  • Flood watch issued for Thursday

    The National Weather Service has issued a flood watch for portions of Indiana and Kentucky, including Marion County. A flood watch means there is a potential for flooding based on the current forecasts, according the weather service website.

    The flood watch is in effect from morning until late night Thursday, Jan. 26. (Times were not specified.)

  • Residents from Lebanon, Springfield and Campbellsville involved in head-on collision

    A Springfield woman was cited for driving under the influence after a head-on collision Tuesday, Jan. 24, on Springfield Highway in Washington County.

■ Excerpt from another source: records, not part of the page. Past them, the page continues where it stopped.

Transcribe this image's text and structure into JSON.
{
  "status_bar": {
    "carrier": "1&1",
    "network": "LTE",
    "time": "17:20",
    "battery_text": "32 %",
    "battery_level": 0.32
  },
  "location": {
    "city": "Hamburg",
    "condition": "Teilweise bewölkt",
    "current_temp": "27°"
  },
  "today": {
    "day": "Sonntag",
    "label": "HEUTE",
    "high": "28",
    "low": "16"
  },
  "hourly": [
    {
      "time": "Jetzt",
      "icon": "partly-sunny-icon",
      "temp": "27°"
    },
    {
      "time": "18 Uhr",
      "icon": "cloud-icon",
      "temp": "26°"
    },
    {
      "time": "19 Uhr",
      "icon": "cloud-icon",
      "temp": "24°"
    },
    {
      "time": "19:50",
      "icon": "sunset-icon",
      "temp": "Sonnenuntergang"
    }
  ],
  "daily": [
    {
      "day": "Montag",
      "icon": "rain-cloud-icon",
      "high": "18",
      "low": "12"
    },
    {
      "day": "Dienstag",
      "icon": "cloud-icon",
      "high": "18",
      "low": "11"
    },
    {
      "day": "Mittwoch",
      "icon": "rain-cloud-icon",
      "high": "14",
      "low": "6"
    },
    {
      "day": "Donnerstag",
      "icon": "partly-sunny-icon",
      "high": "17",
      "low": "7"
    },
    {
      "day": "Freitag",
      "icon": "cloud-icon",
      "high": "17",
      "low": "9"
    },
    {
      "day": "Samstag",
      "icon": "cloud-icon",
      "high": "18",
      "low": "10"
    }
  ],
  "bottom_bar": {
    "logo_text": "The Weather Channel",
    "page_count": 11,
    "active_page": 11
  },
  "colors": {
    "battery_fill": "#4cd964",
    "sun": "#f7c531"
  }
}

    The accident occurred at 3:50 p.m. on KY 55 at the Marion County/Washington County line, according to Kentucky State Police

    Judith Filiatreau, 63, of Springfield was traveling north on KY 55 in a 1991 Oldsmobile when she crossed the centerline and struck a 1995 Chevy truck traveling southbound, which was being driven by William R. Bishop, 56, of Campbellsville.

  • Ford murder trial rescheduled again

    Tonya Ford won't face a jury next week after all. New information in her case has pushed her jury trial back six more months.

    On Friday, Jan. 13, when a key witness was scheduled to undergo a deposition in the case that accuses Ford of killing her former husband, Lebanon Police Officer David M. Ford, the prosecution revealed that it has new information in the case.

  • State police make arrest for human trafficking

    The Kentucky State Police have arrested a man from Columbia on charges of human trafficking, unlawful transaction with a minor, and performing an illegal sex act with a person under 16 years of age.

    Adulfo DeAquino Cancino, 27, is being held in the Taylor County Detention Center. He has been identified as an undocumented immigrant.

  • School bus ad bill passes House

    State Rep. Terry Mills introduced a bill each of the past two years that would allow local school districts to sell advertising on the exterior of their school buses. Last week, House Bill 30 was passed in the Kentucky House of Representatives, 67-29.

    Mills said he knows budget cuts and the economy have impacted local school district budgets in recent years.

    "I'm purely driven by generating revenue for school districts," he said.

  • District-wide dress code a no go

    After several months of discussions, town hall meetings and a telephone survey, the Marion County School District's uniform/dress code committee recently voted against proposing a district-wide dress code to the Marion County Board of Education.

    It took only 15 minutes during a meeting held Tuesday, Jan. 10, at central office for that decision to be made. During the meeting, eight members of the committee voted in favor of proposing a district-wide dress code policy, and 11 voted against doing so.